## HOW TO COMPLETE THIS TASK:
Your answer should be the full set of records, printed exactly as they stand.

PROVIDED DATA below:

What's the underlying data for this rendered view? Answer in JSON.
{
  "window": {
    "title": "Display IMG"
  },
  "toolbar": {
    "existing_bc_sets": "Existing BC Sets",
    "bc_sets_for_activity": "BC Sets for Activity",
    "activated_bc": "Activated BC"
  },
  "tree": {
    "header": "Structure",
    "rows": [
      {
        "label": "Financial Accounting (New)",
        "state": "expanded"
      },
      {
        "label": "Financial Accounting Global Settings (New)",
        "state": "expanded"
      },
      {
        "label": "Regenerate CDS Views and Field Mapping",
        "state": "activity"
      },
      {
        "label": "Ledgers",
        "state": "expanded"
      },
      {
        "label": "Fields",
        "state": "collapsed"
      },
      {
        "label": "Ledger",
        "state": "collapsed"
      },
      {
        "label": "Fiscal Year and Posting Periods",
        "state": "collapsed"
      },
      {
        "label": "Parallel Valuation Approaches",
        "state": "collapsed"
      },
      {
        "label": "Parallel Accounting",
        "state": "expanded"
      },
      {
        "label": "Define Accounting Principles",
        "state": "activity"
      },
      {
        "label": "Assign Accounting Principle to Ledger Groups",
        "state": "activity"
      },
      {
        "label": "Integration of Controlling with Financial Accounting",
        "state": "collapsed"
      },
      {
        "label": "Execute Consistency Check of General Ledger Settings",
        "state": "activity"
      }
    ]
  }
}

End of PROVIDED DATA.

## RESULT OF THIS TASK:
What's the underlying data for this rendered view? Answer in JSON.
{
  "window": {
    "title": "Display IMG"
  },
  "toolbar": {
    "existing_bc_sets": "Existing BC Sets",
    "bc_sets_for_activity": "BC Sets for Activity",
    "activated_bc": "Activated BC"
  },
  "tree": {
    "header": "Structure",
    "rows": [
      {
        "label": "Financial Accounting (New)",
        "state": "expanded"
      },
      {
        "label": "Financial Accounting Global Settings (New)",
        "state": "expanded"
      },
      {
        "label": "Regenerate CDS Views and Field Mapping",
        "state": "activity"
      },
      {
        "label": "Ledgers",
        "state": "expanded"
      },
      {
        "label": "Fields",
        "state": "collapsed"
      },
      {
        "label": "Ledger",
        "state": "collapsed"
      },
      {
        "label": "Fiscal Year and Posting Periods",
        "state": "collapsed"
      },
      {
        "label": "Parallel Valuation Approaches",
        "state": "collapsed"
      },
      {
        "label": "Parallel Accounting",
        "state": "expanded"
      },
      {
        "label": "Define Accounting Principles",
        "state": "activity"
      },
      {
        "label": "Assign Accounting Principle to Ledger Groups",
        "state": "activity"
      },
      {
        "label": "Integration of Controlling with Financial Accounting",
        "state": "collapsed"
      },
      {
        "label": "Execute Consistency Check of General Ledger Settings",
        "state": "activity"
      }
    ]
  }
}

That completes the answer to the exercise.